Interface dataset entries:
—————
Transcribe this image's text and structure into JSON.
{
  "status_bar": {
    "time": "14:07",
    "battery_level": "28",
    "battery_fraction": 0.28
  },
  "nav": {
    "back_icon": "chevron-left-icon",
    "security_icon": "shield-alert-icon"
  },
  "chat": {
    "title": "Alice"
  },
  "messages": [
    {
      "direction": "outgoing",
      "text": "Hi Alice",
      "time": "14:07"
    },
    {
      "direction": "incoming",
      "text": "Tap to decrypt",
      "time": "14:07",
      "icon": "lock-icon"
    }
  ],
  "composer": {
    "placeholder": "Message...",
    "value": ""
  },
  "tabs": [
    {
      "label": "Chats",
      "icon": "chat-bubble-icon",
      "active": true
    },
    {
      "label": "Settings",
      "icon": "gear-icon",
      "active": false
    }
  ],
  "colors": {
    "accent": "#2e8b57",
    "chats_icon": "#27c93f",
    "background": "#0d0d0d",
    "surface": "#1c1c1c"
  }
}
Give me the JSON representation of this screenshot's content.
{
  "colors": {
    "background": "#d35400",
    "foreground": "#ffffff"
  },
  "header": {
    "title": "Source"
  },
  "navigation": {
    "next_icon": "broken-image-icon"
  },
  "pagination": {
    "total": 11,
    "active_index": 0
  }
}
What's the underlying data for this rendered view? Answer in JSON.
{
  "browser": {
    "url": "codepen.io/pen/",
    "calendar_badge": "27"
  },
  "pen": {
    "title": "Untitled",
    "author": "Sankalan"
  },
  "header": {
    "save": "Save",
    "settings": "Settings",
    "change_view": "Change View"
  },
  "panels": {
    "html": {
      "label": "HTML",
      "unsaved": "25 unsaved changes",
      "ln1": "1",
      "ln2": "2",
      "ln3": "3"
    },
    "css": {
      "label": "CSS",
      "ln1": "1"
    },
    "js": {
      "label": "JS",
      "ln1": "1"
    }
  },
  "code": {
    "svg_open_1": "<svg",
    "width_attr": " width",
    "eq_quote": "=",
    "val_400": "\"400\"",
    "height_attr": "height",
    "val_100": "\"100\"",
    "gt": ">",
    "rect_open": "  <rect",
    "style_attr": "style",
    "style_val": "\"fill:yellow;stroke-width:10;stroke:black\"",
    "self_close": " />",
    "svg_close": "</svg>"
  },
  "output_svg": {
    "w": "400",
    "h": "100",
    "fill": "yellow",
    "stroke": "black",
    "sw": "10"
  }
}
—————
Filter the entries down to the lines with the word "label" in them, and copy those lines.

* _EXPECTED ANSWER_
      "label": "Chats",
      "label": "Settings",
      "label": "HTML",
      "label": "CSS",
      "label": "JS",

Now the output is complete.